The input ::
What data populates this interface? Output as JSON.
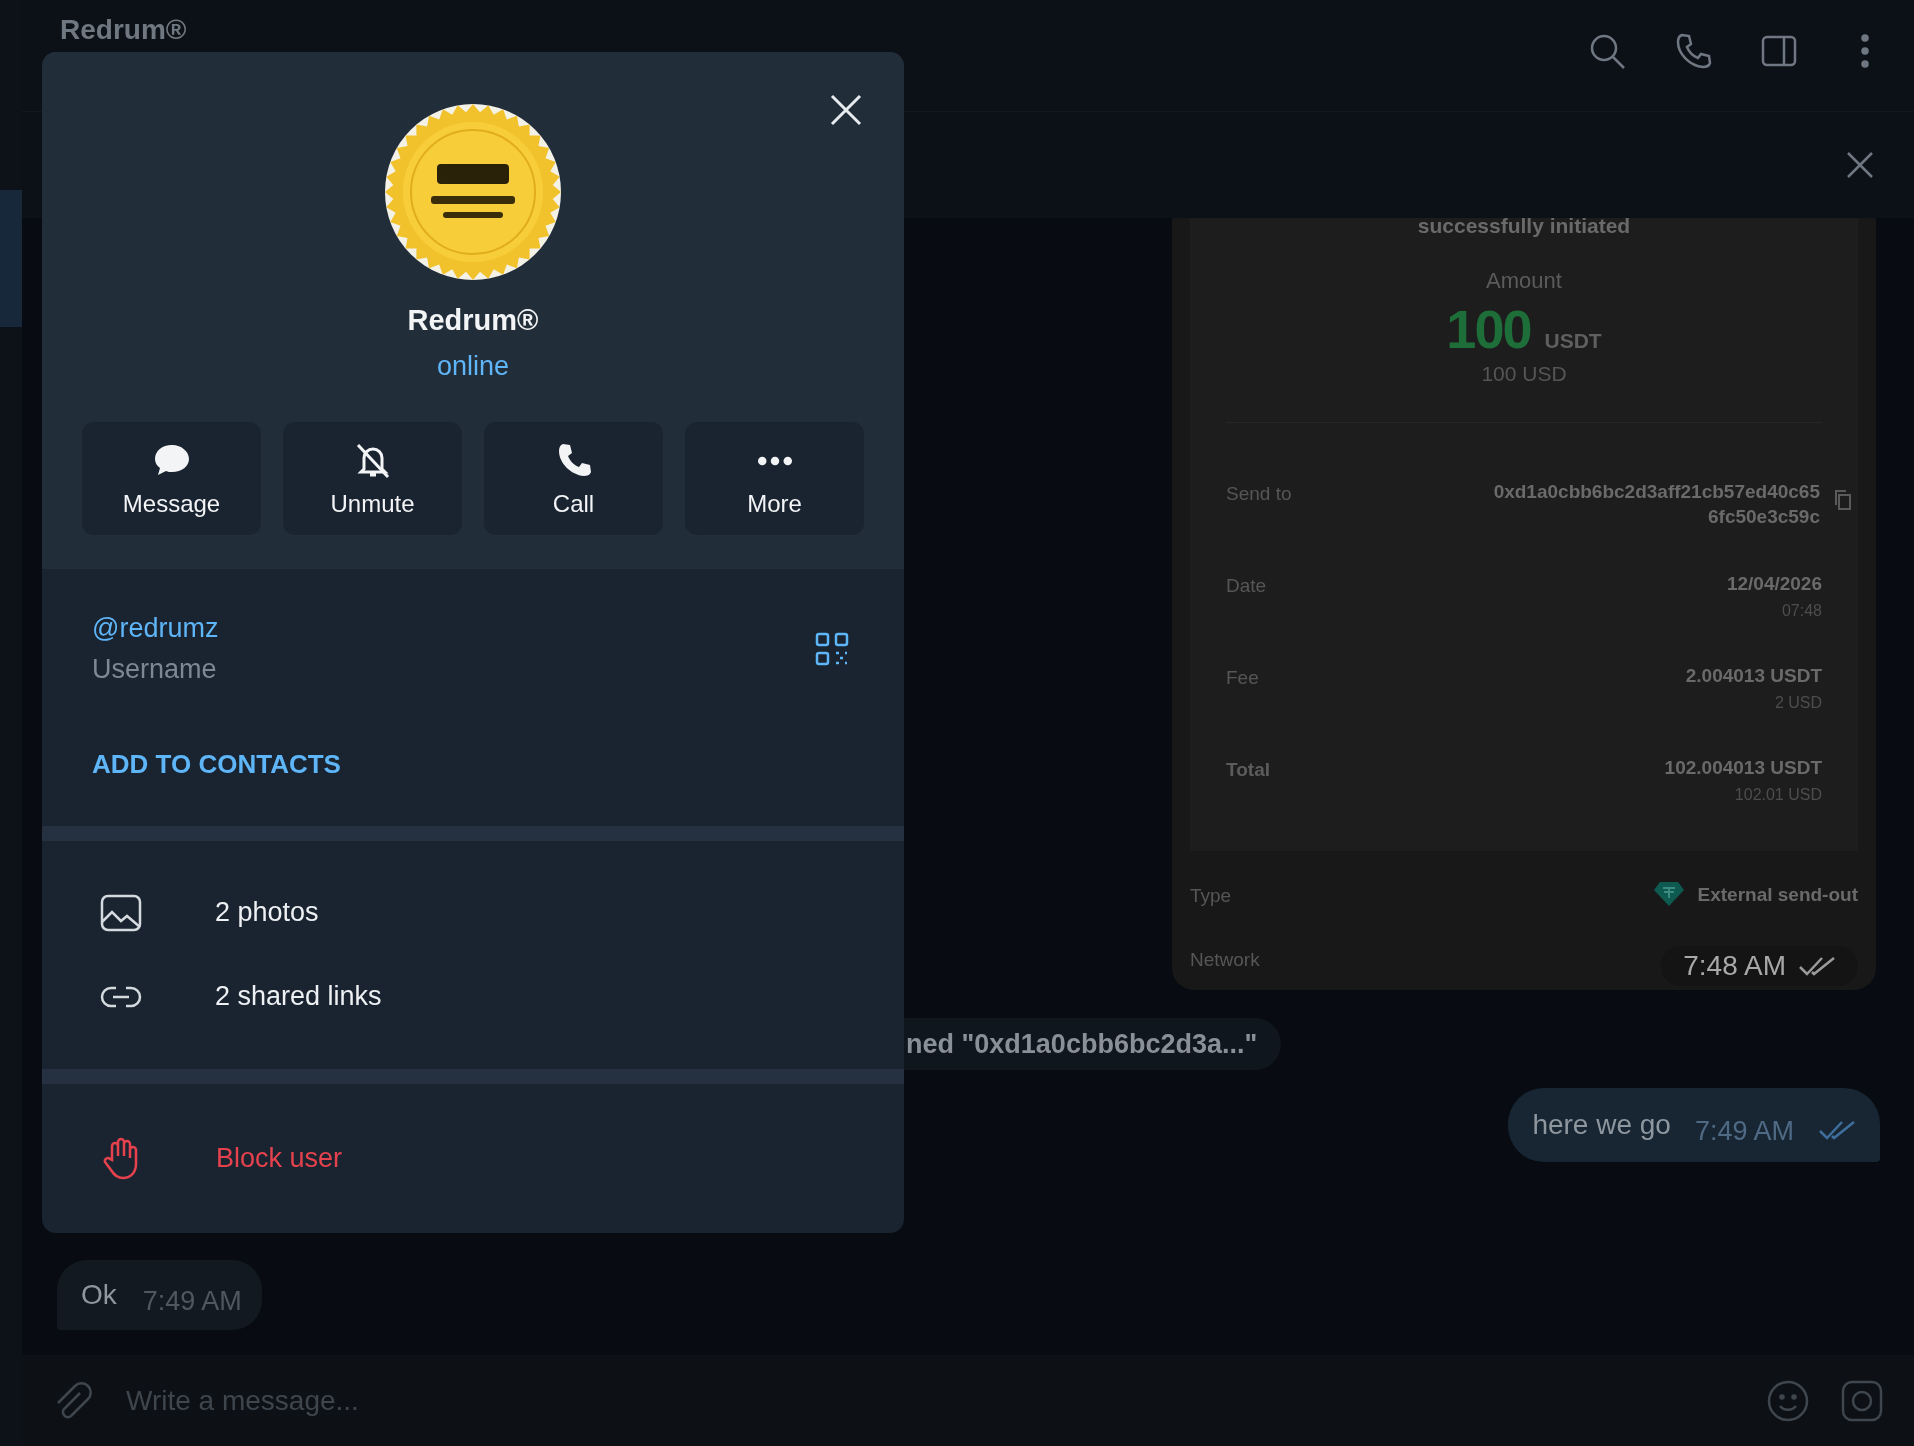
{
  "header": {
    "title": "Redrum®"
  },
  "messages": [
    {
      "kind": "receipt",
      "heading": "successfully initiated",
      "amount_label": "Amount",
      "amount": "100",
      "currency": "USDT",
      "fiat": "100 USD",
      "rows": [
        {
          "label": "Send to",
          "bold": false,
          "value_lines": [
            "0xd1a0cbb6bc2d3aff21cb57ed40c65",
            "6fc50e3c59c"
          ],
          "copyable": true
        },
        {
          "label": "Date",
          "bold": false,
          "value_lines": [
            "12/04/2026"
          ],
          "sub": "07:48",
          "copyable": false
        },
        {
          "label": "Fee",
          "bold": false,
          "value_lines": [
            "2.004013 USDT"
          ],
          "sub": "2 USD",
          "copyable": false
        },
        {
          "label": "Total",
          "bold": true,
          "value_lines": [
            "102.004013 USDT"
          ],
          "sub": "102.01 USD",
          "copyable": false
        }
      ],
      "type_label": "Type",
      "type_value": "External send-out",
      "network_label": "Network",
      "time": "7:48 AM",
      "read": true
    },
    {
      "kind": "service",
      "text": "ned \"0xd1a0cbb6bc2d3a...\""
    },
    {
      "kind": "outgoing",
      "text": "here we go",
      "time": "7:49 AM",
      "read": true
    },
    {
      "kind": "incoming",
      "text": "Ok",
      "time": "7:49 AM"
    }
  ],
  "composer": {
    "placeholder": "Write a message..."
  },
  "profile": {
    "name": "Redrum®",
    "status": "online",
    "actions": [
      {
        "kind": "message",
        "label": "Message"
      },
      {
        "kind": "unmute",
        "label": "Unmute"
      },
      {
        "kind": "call",
        "label": "Call"
      },
      {
        "kind": "more",
        "label": "More"
      }
    ],
    "username": "@redrumz",
    "username_caption": "Username",
    "add_contact": "ADD TO CONTACTS",
    "media": [
      {
        "kind": "photos",
        "label": "2 photos"
      },
      {
        "kind": "links",
        "label": "2 shared links"
      }
    ],
    "block": "Block user"
  }
}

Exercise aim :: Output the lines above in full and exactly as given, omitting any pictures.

Response for this exercise ::
What data populates this interface? Output as JSON.
{
  "header": {
    "title": "Redrum®"
  },
  "messages": [
    {
      "kind": "receipt",
      "heading": "successfully initiated",
      "amount_label": "Amount",
      "amount": "100",
      "currency": "USDT",
      "fiat": "100 USD",
      "rows": [
        {
          "label": "Send to",
          "bold": false,
          "value_lines": [
            "0xd1a0cbb6bc2d3aff21cb57ed40c65",
            "6fc50e3c59c"
          ],
          "copyable": true
        },
        {
          "label": "Date",
          "bold": false,
          "value_lines": [
            "12/04/2026"
          ],
          "sub": "07:48",
          "copyable": false
        },
        {
          "label": "Fee",
          "bold": false,
          "value_lines": [
            "2.004013 USDT"
          ],
          "sub": "2 USD",
          "copyable": false
        },
        {
          "label": "Total",
          "bold": true,
          "value_lines": [
            "102.004013 USDT"
          ],
          "sub": "102.01 USD",
          "copyable": false
        }
      ],
      "type_label": "Type",
      "type_value": "External send-out",
      "network_label": "Network",
      "time": "7:48 AM",
      "read": true
    },
    {
      "kind": "service",
      "text": "ned \"0xd1a0cbb6bc2d3a...\""
    },
    {
      "kind": "outgoing",
      "text": "here we go",
      "time": "7:49 AM",
      "read": true
    },
    {
      "kind": "incoming",
      "text": "Ok",
      "time": "7:49 AM"
    }
  ],
  "composer": {
    "placeholder": "Write a message..."
  },
  "profile": {
    "name": "Redrum®",
    "status": "online",
    "actions": [
      {
        "kind": "message",
        "label": "Message"
      },
      {
        "kind": "unmute",
        "label": "Unmute"
      },
      {
        "kind": "call",
        "label": "Call"
      },
      {
        "kind": "more",
        "label": "More"
      }
    ],
    "username": "@redrumz",
    "username_caption": "Username",
    "add_contact": "ADD TO CONTACTS",
    "media": [
      {
        "kind": "photos",
        "label": "2 photos"
      },
      {
        "kind": "links",
        "label": "2 shared links"
      }
    ],
    "block": "Block user"
  }
}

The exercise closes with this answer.